+does not actually do so --- the receiver cannot distinguish padding
+from supplied data.
+
+D) Accept according to A, and transmit according to B.
+
+Option A arguably violates RFC 2328, which doesn't say anything about
+adding padding (A.3.5 shows a diagram of adjacent LSAs which are shown
+as all multiples of 4).  This option is thus likely to lead to a lack
+of interoperability.
+
+Option B restricts what data can be represented as an Opaque LSA, but
+probably not in a serious way.  It is likely to lead to
+interoperability in that the complex case of non-multiple-of-4 lengths
+will not arise.
+
+However, an implementation that follows A and emits an LSA with
+payload length not a multiple of 4 will not interoperate with an
+Option B implementation.
+
+Given that all known and documented uses of Opaque LSAs seem to be
+multiples of 4 octets, we choose Option B as the clarification.
+
+CLARIFYING TEXT
+
+In RFC2328:
+
+In section A.4, add a second sentence about length:
+
+    length
+        The length in bytes of the LSA.  This includes the 20 byte LSA
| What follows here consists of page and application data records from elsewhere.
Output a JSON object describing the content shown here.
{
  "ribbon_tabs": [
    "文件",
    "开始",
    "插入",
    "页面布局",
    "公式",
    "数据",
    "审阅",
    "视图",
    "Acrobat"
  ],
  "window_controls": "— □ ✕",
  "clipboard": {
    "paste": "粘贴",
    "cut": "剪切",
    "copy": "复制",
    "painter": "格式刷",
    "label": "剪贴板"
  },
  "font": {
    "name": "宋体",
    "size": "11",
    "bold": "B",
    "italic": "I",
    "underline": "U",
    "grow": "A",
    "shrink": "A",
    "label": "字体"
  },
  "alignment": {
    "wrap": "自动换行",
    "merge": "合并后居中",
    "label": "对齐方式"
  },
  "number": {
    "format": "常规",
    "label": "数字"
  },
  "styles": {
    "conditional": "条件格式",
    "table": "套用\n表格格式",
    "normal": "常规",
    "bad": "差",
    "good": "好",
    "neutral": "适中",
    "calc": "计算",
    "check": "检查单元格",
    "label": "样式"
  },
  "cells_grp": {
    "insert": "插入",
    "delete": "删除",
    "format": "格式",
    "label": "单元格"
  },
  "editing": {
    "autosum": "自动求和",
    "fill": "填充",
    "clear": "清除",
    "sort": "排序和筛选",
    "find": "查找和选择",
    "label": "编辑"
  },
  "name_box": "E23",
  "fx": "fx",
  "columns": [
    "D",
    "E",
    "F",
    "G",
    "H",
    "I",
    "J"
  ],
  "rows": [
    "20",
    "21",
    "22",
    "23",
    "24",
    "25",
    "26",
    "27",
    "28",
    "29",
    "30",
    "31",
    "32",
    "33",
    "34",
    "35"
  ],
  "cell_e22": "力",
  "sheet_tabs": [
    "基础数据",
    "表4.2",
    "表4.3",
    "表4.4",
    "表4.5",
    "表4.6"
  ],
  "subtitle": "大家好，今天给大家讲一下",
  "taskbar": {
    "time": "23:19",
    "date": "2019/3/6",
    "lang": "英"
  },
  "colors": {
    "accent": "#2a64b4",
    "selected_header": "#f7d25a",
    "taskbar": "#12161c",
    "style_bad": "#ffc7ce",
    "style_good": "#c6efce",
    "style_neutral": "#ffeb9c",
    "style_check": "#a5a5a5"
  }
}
+        header.  The length must be an integral multiple of 4 bytes.
+
+Add to the list in Section 13:
+
+    Verify that the length of the LSA is a multiple of 4 bytes.  If
+    not, discard the entire Link State Update Packet.
+
+In RFC2380:
+
+Change text:
+
+   Opaque LSAs contain some number of octets (of application-specific
+   data) padded to 32-bit alignment.
+
+to:
+
+   Opaque LSAs contain some a number of octets (of
+   application-specific data).  The number of octets must be a
+   multiple of four.
+
+
+HOW THIS ISSUE AROSE
+
+At BBN, we use Opaque LSAs to exchange data among routers; the format
+of the data is naturally aligned to 4 bytes, and thus does not raise
+this issue.  We created a test program to publish Opaque data via IPC
+to the OSPF daemon (quagga), and this program accepts strings on the
+command line to publish.  We then used this test program to publish
+software version strings.  Quagga's ospfd then crashed on a
+NetBSD/sparc64 machine with an alignment fault, because the odd-length
+LSAs were marshalled into a link-state update packet with no padding.
+While this behavior was a clear violation of RFC2380, it was not clear
+how to remedy the problem.